5. POLARIZATION: Extremists drive division among the groups via hate groups that broadcast polarizing propaganda; laws that forbid intermarriage or social interaction; laws that prohibit entry into or out of the country; building walls to confine certain populations or prevent access to entry or exist; etc. Extremists target moderates within the “in group” via intimidation and silencing the majority population. Moderates are the first to be silenced because they are the population of people who have the power to stop the genocide in its early stages. An important intervention at this stage is the protection of moderate leaders and assistance to human rights groups. The assets of extremists should be seized, and their visas for international travel denied.
6. PREPARATION: During this stage, victims are identified and separated due to their ethnic or religious identity. Death lists may be drafted. Members of victim groups are typically forced to wear symbols that identify their group membership. Their property is usually seized. They are forced into separate living arrangements and deported into concentration camps, or confined to a region that is void of resources and starved to death. The intervention at this stage is to declare a Genocide Emergency. Nations, allies and the U.N. Security Council must be mobilized and armed international intervention should be prepared.
7. EXTERMINATION: This is the mass killing legally referred to as“genocide,” and known by the perpetrators as “extermination.” The only intervention at this stage is armed forced. Safe areas and refugee escape corridors must be established with significant armed international protection.
8. DENIAL: This is the final stage of genocide and an indicator that future genocides are on the horizon if proper intervention and peace building efforts are not implemented successfully. Perpetrators often dig up the mass graves, rebury the bodies, burn the bodies, and ultimately, attempt to hide the evidence while intimidating the witnesses. The perpetrators deny that crimes were committed and often blame the victims for their own suffering. They block investigations of the crimes, and attempt to govern by force until driven from power at which point the masterminds typically flee to exile.
Genocide is not something that happens to “other people,” it is something happens to people — people everywhere. Examine the stages of genocide and then reflect on your own country. Where do you recognize vulnerabilities? Are there populations of people in stage one, two, three — perhaps even the fourth stages?
What will you do today to move beyond being a memory keeper to becoming a peace keeper?

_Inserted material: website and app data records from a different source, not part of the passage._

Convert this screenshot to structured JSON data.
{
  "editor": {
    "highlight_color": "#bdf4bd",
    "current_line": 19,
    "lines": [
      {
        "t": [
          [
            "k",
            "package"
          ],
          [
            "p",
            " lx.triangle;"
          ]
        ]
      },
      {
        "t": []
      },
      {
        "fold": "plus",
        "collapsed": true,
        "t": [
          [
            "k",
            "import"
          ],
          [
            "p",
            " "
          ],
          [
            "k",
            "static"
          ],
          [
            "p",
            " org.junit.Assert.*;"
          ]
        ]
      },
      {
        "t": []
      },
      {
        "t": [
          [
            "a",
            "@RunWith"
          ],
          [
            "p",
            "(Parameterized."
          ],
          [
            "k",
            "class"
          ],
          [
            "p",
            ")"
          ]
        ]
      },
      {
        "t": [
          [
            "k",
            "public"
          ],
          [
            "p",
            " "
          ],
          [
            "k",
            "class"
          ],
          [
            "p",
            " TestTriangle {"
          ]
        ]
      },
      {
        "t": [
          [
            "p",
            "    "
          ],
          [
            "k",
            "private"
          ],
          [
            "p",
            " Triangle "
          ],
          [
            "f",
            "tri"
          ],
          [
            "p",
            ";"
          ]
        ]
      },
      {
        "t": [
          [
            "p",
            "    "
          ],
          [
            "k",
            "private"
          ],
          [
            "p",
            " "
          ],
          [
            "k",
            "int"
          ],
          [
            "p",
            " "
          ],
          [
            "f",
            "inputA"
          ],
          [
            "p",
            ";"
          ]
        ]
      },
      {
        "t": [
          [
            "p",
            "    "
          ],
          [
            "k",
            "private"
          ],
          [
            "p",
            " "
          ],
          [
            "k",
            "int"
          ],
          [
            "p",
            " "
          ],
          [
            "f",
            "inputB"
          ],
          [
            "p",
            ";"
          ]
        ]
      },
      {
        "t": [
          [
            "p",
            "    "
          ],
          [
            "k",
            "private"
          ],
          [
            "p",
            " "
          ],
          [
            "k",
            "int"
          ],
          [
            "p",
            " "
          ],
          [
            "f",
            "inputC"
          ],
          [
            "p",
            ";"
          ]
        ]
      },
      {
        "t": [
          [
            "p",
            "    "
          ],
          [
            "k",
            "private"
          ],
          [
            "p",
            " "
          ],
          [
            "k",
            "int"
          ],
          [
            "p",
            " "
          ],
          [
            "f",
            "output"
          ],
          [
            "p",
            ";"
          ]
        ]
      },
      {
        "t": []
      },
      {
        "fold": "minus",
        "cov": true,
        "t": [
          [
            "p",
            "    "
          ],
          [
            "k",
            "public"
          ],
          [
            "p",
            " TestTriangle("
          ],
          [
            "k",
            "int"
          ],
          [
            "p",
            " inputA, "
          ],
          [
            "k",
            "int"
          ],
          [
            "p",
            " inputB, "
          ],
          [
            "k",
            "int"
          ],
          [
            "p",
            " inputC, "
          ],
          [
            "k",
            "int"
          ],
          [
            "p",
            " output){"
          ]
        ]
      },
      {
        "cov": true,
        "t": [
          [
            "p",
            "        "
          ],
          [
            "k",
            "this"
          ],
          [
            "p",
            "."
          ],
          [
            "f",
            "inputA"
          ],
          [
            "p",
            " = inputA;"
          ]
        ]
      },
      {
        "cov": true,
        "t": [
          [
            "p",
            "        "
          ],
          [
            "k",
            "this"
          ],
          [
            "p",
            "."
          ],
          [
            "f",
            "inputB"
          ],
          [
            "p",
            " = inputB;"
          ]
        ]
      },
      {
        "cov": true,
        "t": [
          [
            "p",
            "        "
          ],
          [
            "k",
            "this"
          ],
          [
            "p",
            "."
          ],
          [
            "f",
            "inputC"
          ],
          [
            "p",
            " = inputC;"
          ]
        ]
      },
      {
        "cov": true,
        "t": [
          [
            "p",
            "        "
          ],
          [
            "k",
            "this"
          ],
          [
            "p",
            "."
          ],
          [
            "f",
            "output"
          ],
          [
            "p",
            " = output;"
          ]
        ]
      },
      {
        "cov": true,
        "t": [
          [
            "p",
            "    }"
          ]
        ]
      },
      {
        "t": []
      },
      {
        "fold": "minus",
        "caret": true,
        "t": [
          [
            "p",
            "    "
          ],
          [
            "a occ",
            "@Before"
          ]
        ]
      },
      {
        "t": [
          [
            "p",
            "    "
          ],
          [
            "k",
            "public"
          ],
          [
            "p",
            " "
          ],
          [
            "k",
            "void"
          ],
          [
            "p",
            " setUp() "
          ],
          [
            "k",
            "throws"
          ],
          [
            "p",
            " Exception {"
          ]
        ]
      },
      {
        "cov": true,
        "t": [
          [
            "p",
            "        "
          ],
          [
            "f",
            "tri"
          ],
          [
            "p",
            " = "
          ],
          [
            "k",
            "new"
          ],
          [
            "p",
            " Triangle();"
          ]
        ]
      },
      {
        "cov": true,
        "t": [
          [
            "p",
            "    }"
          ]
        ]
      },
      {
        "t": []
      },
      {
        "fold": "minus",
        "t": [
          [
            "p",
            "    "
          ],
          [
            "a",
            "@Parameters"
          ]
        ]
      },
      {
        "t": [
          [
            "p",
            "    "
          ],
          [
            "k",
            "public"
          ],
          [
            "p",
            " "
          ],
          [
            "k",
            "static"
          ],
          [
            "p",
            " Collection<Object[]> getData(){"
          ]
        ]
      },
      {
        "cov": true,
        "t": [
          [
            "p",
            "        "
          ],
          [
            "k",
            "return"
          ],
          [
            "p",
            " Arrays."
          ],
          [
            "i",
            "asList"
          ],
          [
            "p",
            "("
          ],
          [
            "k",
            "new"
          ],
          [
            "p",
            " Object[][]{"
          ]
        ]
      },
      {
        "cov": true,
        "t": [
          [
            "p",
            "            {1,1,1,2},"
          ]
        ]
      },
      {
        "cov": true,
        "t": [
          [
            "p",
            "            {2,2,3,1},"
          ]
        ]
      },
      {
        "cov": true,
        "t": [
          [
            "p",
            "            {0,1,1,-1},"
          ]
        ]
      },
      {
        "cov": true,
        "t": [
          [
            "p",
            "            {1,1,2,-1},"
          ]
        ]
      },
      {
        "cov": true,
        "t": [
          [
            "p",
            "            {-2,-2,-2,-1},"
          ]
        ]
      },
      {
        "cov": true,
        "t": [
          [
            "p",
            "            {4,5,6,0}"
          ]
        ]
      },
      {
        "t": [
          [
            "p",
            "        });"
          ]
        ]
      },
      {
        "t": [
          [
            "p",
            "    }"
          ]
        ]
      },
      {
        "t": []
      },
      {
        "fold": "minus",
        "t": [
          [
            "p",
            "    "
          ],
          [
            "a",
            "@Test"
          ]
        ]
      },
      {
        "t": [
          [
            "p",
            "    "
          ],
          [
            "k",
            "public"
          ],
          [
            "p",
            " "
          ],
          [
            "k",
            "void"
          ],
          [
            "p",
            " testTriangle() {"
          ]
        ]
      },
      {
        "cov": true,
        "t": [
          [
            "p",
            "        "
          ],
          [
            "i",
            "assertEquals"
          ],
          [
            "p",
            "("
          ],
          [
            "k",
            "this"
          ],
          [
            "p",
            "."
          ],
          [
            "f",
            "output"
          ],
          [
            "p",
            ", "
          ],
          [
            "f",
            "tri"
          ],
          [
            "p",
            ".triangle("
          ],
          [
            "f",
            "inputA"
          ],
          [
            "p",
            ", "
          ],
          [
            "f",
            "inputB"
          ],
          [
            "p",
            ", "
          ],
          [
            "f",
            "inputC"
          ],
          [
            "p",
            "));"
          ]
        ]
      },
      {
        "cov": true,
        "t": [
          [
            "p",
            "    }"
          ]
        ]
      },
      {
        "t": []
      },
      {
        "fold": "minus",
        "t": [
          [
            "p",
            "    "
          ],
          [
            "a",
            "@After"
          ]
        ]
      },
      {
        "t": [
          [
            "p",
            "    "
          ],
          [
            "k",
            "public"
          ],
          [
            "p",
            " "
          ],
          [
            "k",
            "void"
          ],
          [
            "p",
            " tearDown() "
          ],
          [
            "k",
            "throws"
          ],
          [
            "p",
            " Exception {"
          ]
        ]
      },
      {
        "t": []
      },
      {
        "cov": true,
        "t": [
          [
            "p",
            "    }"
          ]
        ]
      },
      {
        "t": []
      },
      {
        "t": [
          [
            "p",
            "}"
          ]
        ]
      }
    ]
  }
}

An international speaker, peace-building trainer and mediator, Robyn works with individuals, corporations and nonprofit organizations in discovering the root causes of their conflicts, so they may transform their relationships and create new and productive paths forward individually and as teams. She also works with community leaders and political and governmental leaders to develop grassroots efforts for building sustainable peace in areas of historic conflict. In this capacity, she has been featured in news outlets internationally.